(DATASET ENTRIES)
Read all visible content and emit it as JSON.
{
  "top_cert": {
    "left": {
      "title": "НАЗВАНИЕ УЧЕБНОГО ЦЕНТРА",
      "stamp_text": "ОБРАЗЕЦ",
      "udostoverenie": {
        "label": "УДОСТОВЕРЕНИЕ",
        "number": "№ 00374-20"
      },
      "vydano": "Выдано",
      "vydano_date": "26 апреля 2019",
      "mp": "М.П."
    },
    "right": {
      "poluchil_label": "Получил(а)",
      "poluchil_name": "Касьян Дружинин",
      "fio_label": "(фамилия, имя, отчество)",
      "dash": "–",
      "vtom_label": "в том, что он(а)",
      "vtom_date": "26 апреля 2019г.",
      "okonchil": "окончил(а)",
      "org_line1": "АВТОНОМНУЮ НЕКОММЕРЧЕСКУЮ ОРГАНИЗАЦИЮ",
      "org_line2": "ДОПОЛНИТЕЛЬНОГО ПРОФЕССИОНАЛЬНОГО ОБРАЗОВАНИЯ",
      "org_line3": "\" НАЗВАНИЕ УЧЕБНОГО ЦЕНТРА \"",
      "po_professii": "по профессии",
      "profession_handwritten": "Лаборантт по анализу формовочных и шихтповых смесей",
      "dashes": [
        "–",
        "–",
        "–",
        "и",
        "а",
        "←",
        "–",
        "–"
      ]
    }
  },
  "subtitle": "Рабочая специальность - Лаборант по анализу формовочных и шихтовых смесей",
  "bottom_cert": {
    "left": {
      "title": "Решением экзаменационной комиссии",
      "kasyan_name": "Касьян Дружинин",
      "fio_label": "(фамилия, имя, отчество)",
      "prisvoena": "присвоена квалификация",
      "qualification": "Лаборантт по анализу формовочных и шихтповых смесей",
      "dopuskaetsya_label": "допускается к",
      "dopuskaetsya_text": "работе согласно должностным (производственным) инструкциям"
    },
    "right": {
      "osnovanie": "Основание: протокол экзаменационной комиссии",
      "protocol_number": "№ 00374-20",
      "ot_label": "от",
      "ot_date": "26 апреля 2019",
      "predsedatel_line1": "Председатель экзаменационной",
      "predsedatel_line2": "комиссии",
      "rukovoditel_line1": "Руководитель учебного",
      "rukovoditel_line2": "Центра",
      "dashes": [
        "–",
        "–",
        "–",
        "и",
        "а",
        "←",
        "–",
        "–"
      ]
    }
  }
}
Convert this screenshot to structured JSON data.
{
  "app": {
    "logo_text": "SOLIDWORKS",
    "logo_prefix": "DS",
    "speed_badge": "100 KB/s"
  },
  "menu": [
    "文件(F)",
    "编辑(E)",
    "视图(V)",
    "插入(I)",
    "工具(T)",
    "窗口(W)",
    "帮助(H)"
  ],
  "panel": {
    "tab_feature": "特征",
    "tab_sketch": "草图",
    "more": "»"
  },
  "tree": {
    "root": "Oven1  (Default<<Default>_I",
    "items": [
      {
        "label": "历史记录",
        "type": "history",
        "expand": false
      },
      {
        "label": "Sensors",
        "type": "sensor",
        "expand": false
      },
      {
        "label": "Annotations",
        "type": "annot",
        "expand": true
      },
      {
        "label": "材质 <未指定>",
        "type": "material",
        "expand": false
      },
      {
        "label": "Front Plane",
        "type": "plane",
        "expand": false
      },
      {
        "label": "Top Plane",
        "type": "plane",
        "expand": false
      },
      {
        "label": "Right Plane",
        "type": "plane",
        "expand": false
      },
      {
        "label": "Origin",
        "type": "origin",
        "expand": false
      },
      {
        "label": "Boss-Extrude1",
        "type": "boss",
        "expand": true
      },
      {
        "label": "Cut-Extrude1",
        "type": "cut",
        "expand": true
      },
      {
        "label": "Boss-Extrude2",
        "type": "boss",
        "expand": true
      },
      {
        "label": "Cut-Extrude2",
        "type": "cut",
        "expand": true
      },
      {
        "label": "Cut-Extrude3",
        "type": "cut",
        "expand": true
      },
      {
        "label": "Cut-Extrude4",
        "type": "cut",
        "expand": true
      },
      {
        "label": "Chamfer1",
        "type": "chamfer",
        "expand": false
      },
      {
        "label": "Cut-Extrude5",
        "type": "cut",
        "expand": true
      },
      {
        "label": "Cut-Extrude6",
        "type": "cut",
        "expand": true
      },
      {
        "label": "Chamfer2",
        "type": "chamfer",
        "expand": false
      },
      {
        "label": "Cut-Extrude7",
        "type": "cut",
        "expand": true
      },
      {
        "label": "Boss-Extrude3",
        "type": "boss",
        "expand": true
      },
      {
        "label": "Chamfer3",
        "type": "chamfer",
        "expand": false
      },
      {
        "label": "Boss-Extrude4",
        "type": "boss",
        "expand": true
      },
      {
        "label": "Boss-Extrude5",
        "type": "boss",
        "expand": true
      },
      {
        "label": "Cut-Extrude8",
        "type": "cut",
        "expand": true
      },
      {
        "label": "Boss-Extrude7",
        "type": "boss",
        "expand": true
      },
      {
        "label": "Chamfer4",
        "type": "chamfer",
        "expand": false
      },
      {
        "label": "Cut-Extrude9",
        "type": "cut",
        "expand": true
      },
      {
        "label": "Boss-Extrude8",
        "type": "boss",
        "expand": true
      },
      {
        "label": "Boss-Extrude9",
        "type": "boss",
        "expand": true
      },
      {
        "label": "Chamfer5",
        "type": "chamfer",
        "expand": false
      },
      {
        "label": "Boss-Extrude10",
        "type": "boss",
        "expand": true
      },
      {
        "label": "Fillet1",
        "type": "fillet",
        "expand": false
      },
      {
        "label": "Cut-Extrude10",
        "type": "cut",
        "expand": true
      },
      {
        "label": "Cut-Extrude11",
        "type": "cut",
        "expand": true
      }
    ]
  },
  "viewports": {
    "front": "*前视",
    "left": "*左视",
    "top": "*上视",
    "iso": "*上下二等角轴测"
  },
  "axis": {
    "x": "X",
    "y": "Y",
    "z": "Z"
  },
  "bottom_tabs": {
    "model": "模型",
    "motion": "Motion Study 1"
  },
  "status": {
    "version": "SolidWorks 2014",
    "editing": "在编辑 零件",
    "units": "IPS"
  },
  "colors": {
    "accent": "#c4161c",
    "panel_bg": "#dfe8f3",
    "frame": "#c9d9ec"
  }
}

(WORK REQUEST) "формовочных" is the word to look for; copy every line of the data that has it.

(THE ANSWER)
      "profession_handwritten": "Лаборантт по анализу формовочных и шихтповых смесей",
  "subtitle": "Рабочая специальность - Лаборант по анализу формовочных и шихтовых смесей",
      "qualification": "Лаборантт по анализу формовочных и шихтповых смесей",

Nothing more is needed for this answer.